American alligators are found across the Southern United States, drawing attention throughout the year. In Florida, the Everglades, freshwater lakes, marshes, swamps, rivers and canals teem with alligators.

On May 29, National Alligator Day, heightens the need for species awareness. It is no wonder American alligators are the official state reptile of Florida, Louisiana and Mississippi.

Alligators dig holes, making ponds in marshes that retain water as the surrounding marsh dries out.
Alligators dig holes, making ponds in marshes that retain water as the surrounding marsh dries out.

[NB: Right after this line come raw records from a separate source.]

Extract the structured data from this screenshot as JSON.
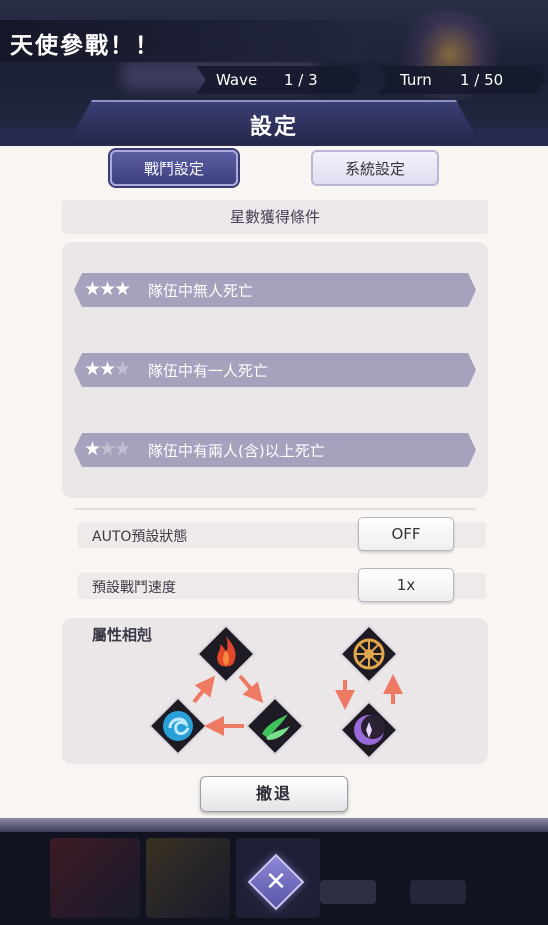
{
  "hud": {
    "stage_title": "天使參戰！！",
    "wave_label": "Wave",
    "wave_value": "1 / 3",
    "turn_label": "Turn",
    "turn_value": "1 / 50"
  },
  "panel": {
    "title": "設定",
    "tabs": [
      {
        "label": "戰鬥設定",
        "active": true
      },
      {
        "label": "系統設定",
        "active": false
      }
    ],
    "star_section_title": "星數獲得條件",
    "conditions": [
      {
        "stars": 3,
        "text": "隊伍中無人死亡"
      },
      {
        "stars": 2,
        "text": "隊伍中有一人死亡"
      },
      {
        "stars": 1,
        "text": "隊伍中有兩人(含)以上死亡"
      }
    ],
    "options": [
      {
        "label": "AUTO預設狀態",
        "value": "OFF"
      },
      {
        "label": "預設戰鬥速度",
        "value": "1x"
      }
    ],
    "element_title": "屬性相剋",
    "elements": {
      "fire": {
        "icon": "fire-icon",
        "color": "#e2462b"
      },
      "water": {
        "icon": "water-icon",
        "color": "#2aa0d8"
      },
      "wind": {
        "icon": "wind-icon",
        "color": "#3ec35a"
      },
      "light": {
        "icon": "light-icon",
        "color": "#e0a64a"
      },
      "dark": {
        "icon": "dark-icon",
        "color": "#9a6ad8"
      },
      "arrow_color": "#ef7a63"
    },
    "retreat_label": "撤退"
  },
  "close_label": "✕"
}
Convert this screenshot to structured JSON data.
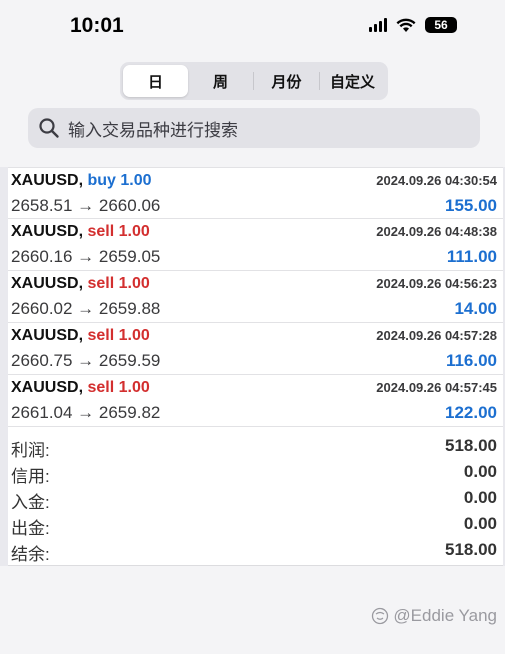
{
  "status_bar": {
    "time": "10:01",
    "battery": "56"
  },
  "tabs": [
    {
      "label": "日",
      "active": true
    },
    {
      "label": "周",
      "active": false
    },
    {
      "label": "月份",
      "active": false
    },
    {
      "label": "自定义",
      "active": false
    }
  ],
  "search": {
    "placeholder": "输入交易品种进行搜索"
  },
  "trades": [
    {
      "symbol": "XAUUSD,",
      "side": "buy",
      "volume": "buy 1.00",
      "datetime": "2024.09.26 04:30:54",
      "prices": "2658.51 → 2660.06",
      "profit": "155.00"
    },
    {
      "symbol": "XAUUSD,",
      "side": "sell",
      "volume": "sell 1.00",
      "datetime": "2024.09.26 04:48:38",
      "prices": "2660.16 → 2659.05",
      "profit": "111.00"
    },
    {
      "symbol": "XAUUSD,",
      "side": "sell",
      "volume": "sell 1.00",
      "datetime": "2024.09.26 04:56:23",
      "prices": "2660.02 → 2659.88",
      "profit": "14.00"
    },
    {
      "symbol": "XAUUSD,",
      "side": "sell",
      "volume": "sell 1.00",
      "datetime": "2024.09.26 04:57:28",
      "prices": "2660.75 → 2659.59",
      "profit": "116.00"
    },
    {
      "symbol": "XAUUSD,",
      "side": "sell",
      "volume": "sell 1.00",
      "datetime": "2024.09.26 04:57:45",
      "prices": "2661.04 → 2659.82",
      "profit": "122.00"
    }
  ],
  "summary": [
    {
      "label": "利润:",
      "value": "518.00"
    },
    {
      "label": "信用:",
      "value": "0.00"
    },
    {
      "label": "入金:",
      "value": "0.00"
    },
    {
      "label": "出金:",
      "value": "0.00"
    },
    {
      "label": "结余:",
      "value": "518.00"
    }
  ],
  "watermark": "@Eddie Yang",
  "colors": {
    "buy": "#1c6fd0",
    "sell": "#d32f2f",
    "profit": "#1c6fd0"
  }
}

“As humans, we enjoy a love-and-fear relationship with American alligators because they symbolize strength and survival, among other desirable qualities,” said Sergio Balaguera-Reina, a research scientist at FLREC and member of The Croc Docs. “We celebrate and raise awareness of these modern-day archosaurs because of their critical roles and the need for continued conservation efforts.”

The Croc Docs offer these five key insights on what American alligators tell us and why we should appreciate them:

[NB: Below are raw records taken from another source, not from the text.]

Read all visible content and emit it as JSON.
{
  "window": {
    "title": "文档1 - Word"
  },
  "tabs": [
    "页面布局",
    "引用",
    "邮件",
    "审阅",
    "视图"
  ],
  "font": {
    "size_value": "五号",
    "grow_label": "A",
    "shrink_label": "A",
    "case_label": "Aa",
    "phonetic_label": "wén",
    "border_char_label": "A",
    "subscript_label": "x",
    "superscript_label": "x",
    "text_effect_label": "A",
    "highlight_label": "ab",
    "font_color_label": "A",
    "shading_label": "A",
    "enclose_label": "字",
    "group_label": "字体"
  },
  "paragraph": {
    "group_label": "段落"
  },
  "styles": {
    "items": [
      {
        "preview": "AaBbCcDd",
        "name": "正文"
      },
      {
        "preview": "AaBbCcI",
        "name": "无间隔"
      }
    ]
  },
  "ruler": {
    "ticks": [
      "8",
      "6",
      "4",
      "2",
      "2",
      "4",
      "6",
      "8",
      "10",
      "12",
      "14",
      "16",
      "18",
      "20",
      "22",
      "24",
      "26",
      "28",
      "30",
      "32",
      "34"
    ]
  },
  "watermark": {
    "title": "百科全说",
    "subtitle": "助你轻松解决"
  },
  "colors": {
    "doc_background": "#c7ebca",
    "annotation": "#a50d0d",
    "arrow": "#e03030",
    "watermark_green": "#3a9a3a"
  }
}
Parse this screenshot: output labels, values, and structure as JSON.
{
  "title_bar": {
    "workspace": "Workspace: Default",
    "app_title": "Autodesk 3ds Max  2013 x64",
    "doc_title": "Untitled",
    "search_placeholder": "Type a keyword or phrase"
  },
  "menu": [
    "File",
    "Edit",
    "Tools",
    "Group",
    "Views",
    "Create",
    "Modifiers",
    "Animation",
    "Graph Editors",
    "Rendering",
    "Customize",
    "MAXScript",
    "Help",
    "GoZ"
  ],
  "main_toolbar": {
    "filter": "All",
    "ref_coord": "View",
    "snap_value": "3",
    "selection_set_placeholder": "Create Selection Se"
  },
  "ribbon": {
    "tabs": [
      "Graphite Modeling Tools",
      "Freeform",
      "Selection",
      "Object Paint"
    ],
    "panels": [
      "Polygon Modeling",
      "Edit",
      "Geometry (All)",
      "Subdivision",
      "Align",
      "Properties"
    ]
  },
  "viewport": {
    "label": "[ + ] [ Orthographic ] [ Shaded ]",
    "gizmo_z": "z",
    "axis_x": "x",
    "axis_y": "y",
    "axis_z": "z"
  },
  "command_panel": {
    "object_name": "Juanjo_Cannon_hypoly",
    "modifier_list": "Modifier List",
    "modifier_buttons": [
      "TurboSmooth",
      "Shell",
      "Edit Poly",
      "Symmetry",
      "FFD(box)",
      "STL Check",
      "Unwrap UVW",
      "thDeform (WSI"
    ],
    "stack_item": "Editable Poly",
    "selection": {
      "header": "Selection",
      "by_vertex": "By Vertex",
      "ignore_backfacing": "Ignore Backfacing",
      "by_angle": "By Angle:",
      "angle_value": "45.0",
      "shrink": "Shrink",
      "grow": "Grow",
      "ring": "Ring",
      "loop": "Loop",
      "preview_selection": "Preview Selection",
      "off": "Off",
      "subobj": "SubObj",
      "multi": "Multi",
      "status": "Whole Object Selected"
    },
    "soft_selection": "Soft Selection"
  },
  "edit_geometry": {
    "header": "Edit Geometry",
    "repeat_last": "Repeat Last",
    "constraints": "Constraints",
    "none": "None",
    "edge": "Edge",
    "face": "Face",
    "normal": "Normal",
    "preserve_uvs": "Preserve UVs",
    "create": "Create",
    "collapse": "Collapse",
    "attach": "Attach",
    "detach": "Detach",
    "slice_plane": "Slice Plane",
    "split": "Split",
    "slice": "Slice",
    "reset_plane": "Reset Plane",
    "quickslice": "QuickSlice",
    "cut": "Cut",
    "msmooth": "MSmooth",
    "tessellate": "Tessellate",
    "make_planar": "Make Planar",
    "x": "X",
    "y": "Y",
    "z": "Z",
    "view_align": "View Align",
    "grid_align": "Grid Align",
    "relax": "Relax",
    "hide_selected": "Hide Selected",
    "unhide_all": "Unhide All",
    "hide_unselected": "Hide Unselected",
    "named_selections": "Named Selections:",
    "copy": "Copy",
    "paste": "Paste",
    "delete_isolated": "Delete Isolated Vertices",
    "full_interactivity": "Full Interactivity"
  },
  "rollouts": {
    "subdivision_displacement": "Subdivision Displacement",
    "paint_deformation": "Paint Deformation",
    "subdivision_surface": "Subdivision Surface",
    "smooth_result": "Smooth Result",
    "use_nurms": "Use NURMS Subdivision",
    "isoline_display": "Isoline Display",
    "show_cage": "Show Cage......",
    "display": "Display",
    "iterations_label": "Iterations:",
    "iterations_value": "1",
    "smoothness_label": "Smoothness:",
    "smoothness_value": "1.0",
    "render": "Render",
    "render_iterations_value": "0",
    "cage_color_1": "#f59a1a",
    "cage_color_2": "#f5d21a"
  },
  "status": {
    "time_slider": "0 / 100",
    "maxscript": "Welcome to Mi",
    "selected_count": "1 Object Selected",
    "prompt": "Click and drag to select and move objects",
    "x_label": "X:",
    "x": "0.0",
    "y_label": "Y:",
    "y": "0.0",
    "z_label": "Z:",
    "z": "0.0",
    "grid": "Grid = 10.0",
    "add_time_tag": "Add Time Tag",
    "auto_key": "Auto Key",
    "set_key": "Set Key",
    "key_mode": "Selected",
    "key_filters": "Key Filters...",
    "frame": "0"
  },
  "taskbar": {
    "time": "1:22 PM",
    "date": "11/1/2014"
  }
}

1. Alligators are ecosystem engineers.

They dig holes, making ponds in marshes that retain water as the surrounding marsh dries out. “This behavior provides a home for other aquatic species and food for predators such as large fish, wading birds, otters and alligators,” said Frank Mazzotti, professor of wildlife ecology at FLREC who leads The Croc Docs.

2. Alligators are not doing well in the Everglades.

Human interference and water management practices designed to support a growing human population have created habitat loss and altered wetland quality. “This has had a direct impact on alligator populations. Research tells us that American alligators in Florida are growing slower, surviving less and have reduced their reproductive output in areas of disturbance,” said Balaguera-Reina.

3. Alligators are good indicators for Everglades’ restoration.

Because alligators are doing so poorly in the Everglades, we expect them to respond positively to ecosystem restoration informing us of restoration progress. Alligators are sensitive and resilient.

4. Alligators are part of an invasive species predatory cycle.

Alligators can prey on invasive species but are sometimes preyed upon by Burmese pythons. Their ability to control invasive species will depend upon populations sizes and colocation.

5. Gators are smart and curious.

Did you know that alligators are less aggressive than many other species of crocodylians? Their ability to remember things like sources of food is surprisingly well-developed. If they see movement in the water, they will approach the source simply because they are curious. Always respect their space.

UF/IFAS, alligators

Comments

x